• _WHAT TO WORK ON_:
Extract all lines in the data that contain the word "link".

• _TASK DATA_:

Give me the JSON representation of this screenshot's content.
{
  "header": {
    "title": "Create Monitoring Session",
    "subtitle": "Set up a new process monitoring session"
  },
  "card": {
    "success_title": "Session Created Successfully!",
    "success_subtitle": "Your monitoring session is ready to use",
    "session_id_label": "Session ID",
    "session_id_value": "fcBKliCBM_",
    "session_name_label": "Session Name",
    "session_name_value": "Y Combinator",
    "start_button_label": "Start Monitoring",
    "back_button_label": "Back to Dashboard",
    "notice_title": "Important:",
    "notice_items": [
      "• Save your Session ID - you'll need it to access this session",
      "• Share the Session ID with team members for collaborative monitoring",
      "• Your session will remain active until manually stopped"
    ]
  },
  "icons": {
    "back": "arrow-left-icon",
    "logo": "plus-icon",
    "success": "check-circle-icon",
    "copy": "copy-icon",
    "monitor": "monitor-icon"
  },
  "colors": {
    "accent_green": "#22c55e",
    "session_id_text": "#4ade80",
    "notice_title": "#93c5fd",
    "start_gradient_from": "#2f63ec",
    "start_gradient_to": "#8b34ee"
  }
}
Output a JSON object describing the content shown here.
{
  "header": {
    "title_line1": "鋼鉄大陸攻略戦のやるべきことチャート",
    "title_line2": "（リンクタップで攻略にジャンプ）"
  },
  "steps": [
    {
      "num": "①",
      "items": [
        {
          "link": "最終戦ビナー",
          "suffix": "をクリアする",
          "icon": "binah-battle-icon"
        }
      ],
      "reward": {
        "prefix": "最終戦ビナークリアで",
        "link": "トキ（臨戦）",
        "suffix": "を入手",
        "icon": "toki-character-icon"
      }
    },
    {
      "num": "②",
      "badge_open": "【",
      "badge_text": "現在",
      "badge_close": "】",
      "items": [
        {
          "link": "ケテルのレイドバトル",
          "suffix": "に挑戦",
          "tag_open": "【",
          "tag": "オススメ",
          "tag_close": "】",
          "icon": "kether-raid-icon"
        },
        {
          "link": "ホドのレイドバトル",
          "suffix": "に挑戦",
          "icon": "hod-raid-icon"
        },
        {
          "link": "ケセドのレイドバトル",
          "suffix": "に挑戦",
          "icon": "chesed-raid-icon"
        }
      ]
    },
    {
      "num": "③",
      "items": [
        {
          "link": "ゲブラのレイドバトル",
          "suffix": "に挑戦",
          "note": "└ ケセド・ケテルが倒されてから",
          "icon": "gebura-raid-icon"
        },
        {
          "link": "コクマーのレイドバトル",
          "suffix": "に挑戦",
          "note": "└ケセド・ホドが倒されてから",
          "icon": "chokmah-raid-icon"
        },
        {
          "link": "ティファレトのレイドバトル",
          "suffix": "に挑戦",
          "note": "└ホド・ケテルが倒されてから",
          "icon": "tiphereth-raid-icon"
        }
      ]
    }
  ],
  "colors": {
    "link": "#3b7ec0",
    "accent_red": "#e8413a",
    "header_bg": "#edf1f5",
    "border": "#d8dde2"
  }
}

• _ANSWER FOR THE TASK_:
          "link": "最終戦ビナー",
        "link": "トキ（臨戦）",
          "link": "ケテルのレイドバトル",
          "link": "ホドのレイドバトル",
          "link": "ケセドのレイドバトル",
          "link": "ゲブラのレイドバトル",
          "link": "コクマーのレイドバトル",
          "link": "ティファレトのレイドバトル",
    "link": "#3b7ec0",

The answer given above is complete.